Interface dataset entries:
════════

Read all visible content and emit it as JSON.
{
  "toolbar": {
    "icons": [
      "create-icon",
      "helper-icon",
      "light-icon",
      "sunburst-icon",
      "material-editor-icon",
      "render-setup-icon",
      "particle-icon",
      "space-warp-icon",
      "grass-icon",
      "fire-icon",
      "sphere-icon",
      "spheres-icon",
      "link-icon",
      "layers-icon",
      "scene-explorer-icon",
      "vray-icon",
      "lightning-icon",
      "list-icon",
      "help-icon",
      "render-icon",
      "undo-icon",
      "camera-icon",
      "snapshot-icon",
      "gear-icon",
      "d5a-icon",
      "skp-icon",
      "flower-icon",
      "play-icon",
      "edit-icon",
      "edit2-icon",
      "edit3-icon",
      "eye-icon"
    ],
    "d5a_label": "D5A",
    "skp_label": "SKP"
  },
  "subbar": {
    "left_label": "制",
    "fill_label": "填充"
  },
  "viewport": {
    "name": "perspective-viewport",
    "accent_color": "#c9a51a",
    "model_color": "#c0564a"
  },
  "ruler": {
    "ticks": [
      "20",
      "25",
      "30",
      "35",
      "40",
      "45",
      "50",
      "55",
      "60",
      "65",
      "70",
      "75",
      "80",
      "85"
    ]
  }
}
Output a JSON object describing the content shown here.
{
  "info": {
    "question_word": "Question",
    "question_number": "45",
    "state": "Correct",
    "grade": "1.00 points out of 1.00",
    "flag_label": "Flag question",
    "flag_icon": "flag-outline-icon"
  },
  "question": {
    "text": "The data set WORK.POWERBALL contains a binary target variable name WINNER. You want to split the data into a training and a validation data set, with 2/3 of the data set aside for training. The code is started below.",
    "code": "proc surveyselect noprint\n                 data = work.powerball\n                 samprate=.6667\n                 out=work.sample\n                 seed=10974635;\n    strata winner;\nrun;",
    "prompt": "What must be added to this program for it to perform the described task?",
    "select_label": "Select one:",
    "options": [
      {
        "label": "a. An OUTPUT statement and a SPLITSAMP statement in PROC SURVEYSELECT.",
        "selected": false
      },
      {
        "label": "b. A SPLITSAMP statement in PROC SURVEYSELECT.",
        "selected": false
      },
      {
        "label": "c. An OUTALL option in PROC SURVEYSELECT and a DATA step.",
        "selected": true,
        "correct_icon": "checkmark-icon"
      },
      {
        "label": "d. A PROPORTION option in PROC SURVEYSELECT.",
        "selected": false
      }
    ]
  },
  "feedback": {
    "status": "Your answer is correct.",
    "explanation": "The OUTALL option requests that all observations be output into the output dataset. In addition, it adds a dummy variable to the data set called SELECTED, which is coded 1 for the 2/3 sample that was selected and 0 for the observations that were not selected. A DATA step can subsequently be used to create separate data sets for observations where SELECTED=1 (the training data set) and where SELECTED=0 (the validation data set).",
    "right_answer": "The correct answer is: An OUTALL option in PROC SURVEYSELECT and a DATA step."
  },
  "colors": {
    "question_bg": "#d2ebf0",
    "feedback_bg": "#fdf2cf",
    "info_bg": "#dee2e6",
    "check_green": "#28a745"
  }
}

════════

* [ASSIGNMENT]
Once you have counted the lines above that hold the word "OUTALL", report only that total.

* [SOLUTION TO THIS EXERCISE]
3